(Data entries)
+--

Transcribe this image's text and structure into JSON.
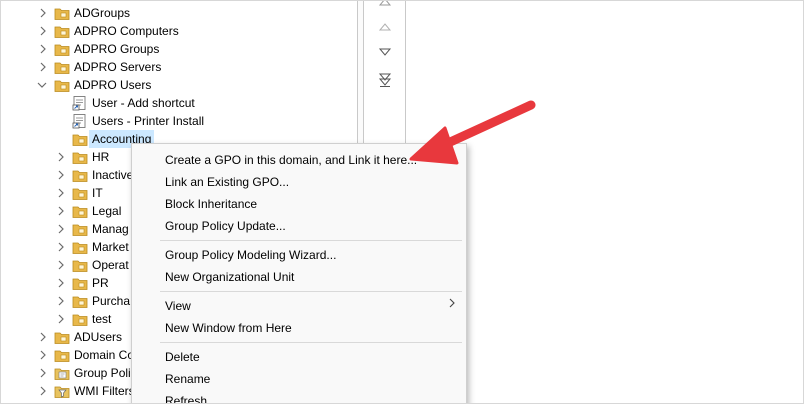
{
  "tree": {
    "items": [
      {
        "label": "ADGroups",
        "icon": "ou-folder-icon",
        "expander": "chevron-right-icon"
      },
      {
        "label": "ADPRO Computers",
        "icon": "ou-folder-icon",
        "expander": "chevron-right-icon"
      },
      {
        "label": "ADPRO Groups",
        "icon": "ou-folder-icon",
        "expander": "chevron-right-icon"
      },
      {
        "label": "ADPRO Servers",
        "icon": "ou-folder-icon",
        "expander": "chevron-right-icon"
      },
      {
        "label": "ADPRO Users",
        "icon": "ou-folder-icon",
        "expander": "chevron-down-icon"
      },
      {
        "label": "User - Add shortcut",
        "icon": "gpo-link-icon"
      },
      {
        "label": "Users - Printer Install",
        "icon": "gpo-link-icon"
      },
      {
        "label": "Accounting",
        "icon": "ou-folder-icon",
        "selected": true
      },
      {
        "label": "HR",
        "icon": "ou-folder-icon",
        "expander": "chevron-right-icon"
      },
      {
        "label": "Inactive",
        "icon": "ou-folder-icon",
        "expander": "chevron-right-icon"
      },
      {
        "label": "IT",
        "icon": "ou-folder-icon",
        "expander": "chevron-right-icon"
      },
      {
        "label": "Legal",
        "icon": "ou-folder-icon",
        "expander": "chevron-right-icon"
      },
      {
        "label": "Manag",
        "icon": "ou-folder-icon",
        "expander": "chevron-right-icon"
      },
      {
        "label": "Market",
        "icon": "ou-folder-icon",
        "expander": "chevron-right-icon"
      },
      {
        "label": "Operat",
        "icon": "ou-folder-icon",
        "expander": "chevron-right-icon"
      },
      {
        "label": "PR",
        "icon": "ou-folder-icon",
        "expander": "chevron-right-icon"
      },
      {
        "label": "Purcha",
        "icon": "ou-folder-icon",
        "expander": "chevron-right-icon"
      },
      {
        "label": "test",
        "icon": "ou-folder-icon",
        "expander": "chevron-right-icon"
      },
      {
        "label": "ADUsers",
        "icon": "ou-folder-icon",
        "expander": "chevron-right-icon"
      },
      {
        "label": "Domain Co",
        "icon": "ou-folder-icon",
        "expander": "chevron-right-icon"
      },
      {
        "label": "Group Poli",
        "icon": "gpo-folder-icon",
        "expander": "chevron-right-icon"
      },
      {
        "label": "WMI Filters",
        "icon": "wmi-folder-icon",
        "expander": "chevron-right-icon"
      }
    ]
  },
  "move_buttons": [
    "move-up-icon",
    "move-down-icon",
    "move-to-bottom-icon"
  ],
  "context_menu": {
    "items": [
      {
        "label": "Create a GPO in this domain, and Link it here..."
      },
      {
        "label": "Link an Existing GPO..."
      },
      {
        "label": "Block Inheritance"
      },
      {
        "label": "Group Policy Update..."
      },
      {
        "separator": true
      },
      {
        "label": "Group Policy Modeling Wizard..."
      },
      {
        "label": "New Organizational Unit"
      },
      {
        "separator": true
      },
      {
        "label": "View",
        "submenu": "chevron-right-icon"
      },
      {
        "label": "New Window from Here"
      },
      {
        "separator": true
      },
      {
        "label": "Delete"
      },
      {
        "label": "Rename"
      },
      {
        "label": "Refresh"
      }
    ]
  },
  "colors": {
    "selection": "#cce8ff",
    "folder": "#e8b84a",
    "annotation_arrow": "#e8383d"
  }
}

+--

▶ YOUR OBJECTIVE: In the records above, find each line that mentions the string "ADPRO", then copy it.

▶ SOLUTION TO THE PROBLEM:
        "label": "ADPRO Computers",
        "label": "ADPRO Groups",
        "label": "ADPRO Servers",
        "label": "ADPRO Users",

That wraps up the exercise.